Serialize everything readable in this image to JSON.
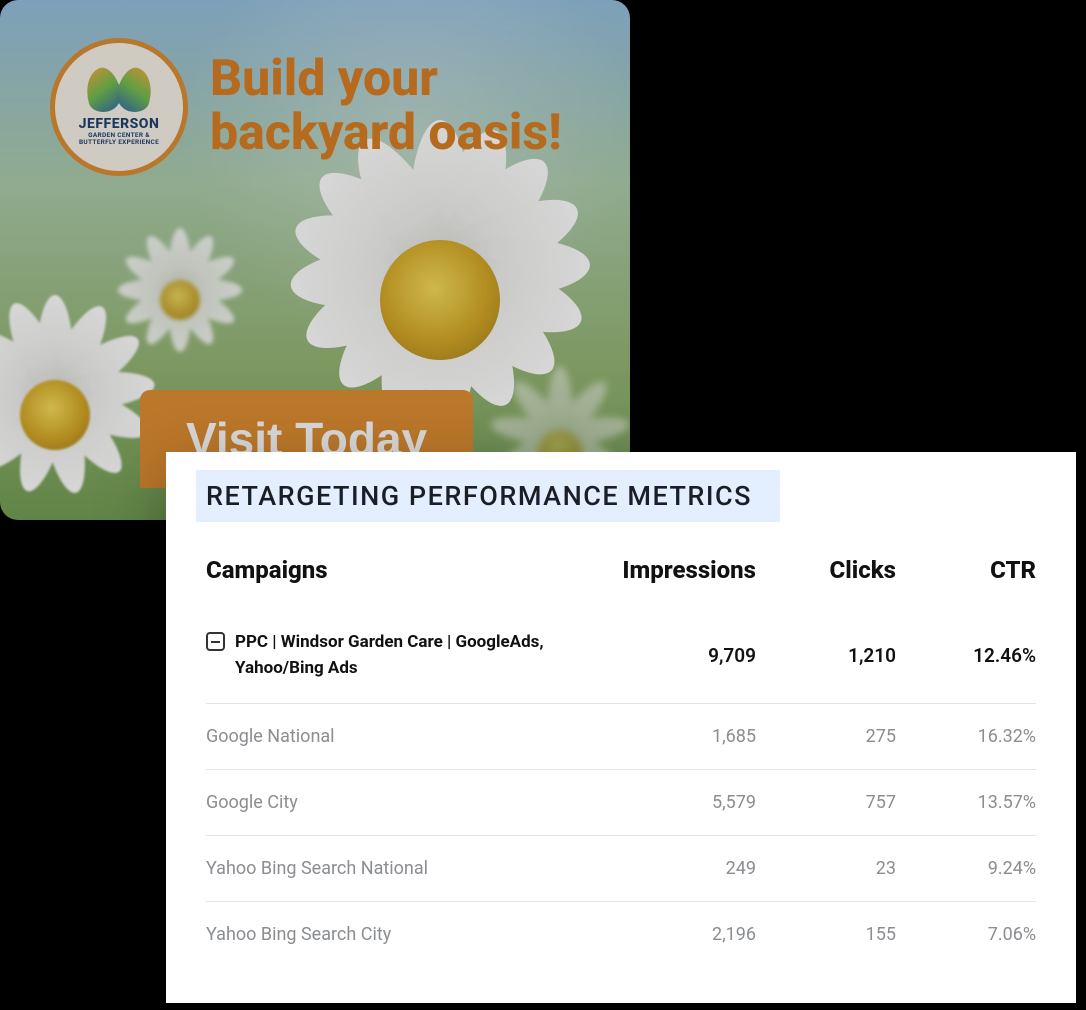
{
  "ad": {
    "logo_name": "JEFFERSON",
    "logo_sub": "GARDEN CENTER &\nBUTTERFLY EXPERIENCE",
    "headline": "Build your\nbackyard oasis!",
    "cta_label": "Visit Today"
  },
  "metrics": {
    "title": "RETARGETING PERFORMANCE METRICS",
    "columns": {
      "campaigns": "Campaigns",
      "impressions": "Impressions",
      "clicks": "Clicks",
      "ctr": "CTR"
    },
    "summary": {
      "label": "PPC  |  Windsor Garden Care  |  GoogleAds, Yahoo/Bing Ads",
      "impressions": "9,709",
      "clicks": "1,210",
      "ctr": "12.46%"
    },
    "rows": [
      {
        "name": "Google National",
        "impressions": "1,685",
        "clicks": "275",
        "ctr": "16.32%"
      },
      {
        "name": "Google City",
        "impressions": "5,579",
        "clicks": "757",
        "ctr": "13.57%"
      },
      {
        "name": "Yahoo Bing Search National",
        "impressions": "249",
        "clicks": "23",
        "ctr": "9.24%"
      },
      {
        "name": "Yahoo Bing Search City",
        "impressions": "2,196",
        "clicks": "155",
        "ctr": "7.06%"
      }
    ]
  },
  "chart_data": {
    "type": "table",
    "title": "RETARGETING PERFORMANCE METRICS",
    "columns": [
      "Campaigns",
      "Impressions",
      "Clicks",
      "CTR"
    ],
    "rows": [
      [
        "PPC | Windsor Garden Care | GoogleAds, Yahoo/Bing Ads",
        9709,
        1210,
        "12.46%"
      ],
      [
        "Google National",
        1685,
        275,
        "16.32%"
      ],
      [
        "Google City",
        5579,
        757,
        "13.57%"
      ],
      [
        "Yahoo Bing Search National",
        249,
        23,
        "9.24%"
      ],
      [
        "Yahoo Bing Search City",
        2196,
        155,
        "7.06%"
      ]
    ]
  }
}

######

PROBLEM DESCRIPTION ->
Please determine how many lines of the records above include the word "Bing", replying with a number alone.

SOLUTION TO THE EXERCISE ->
6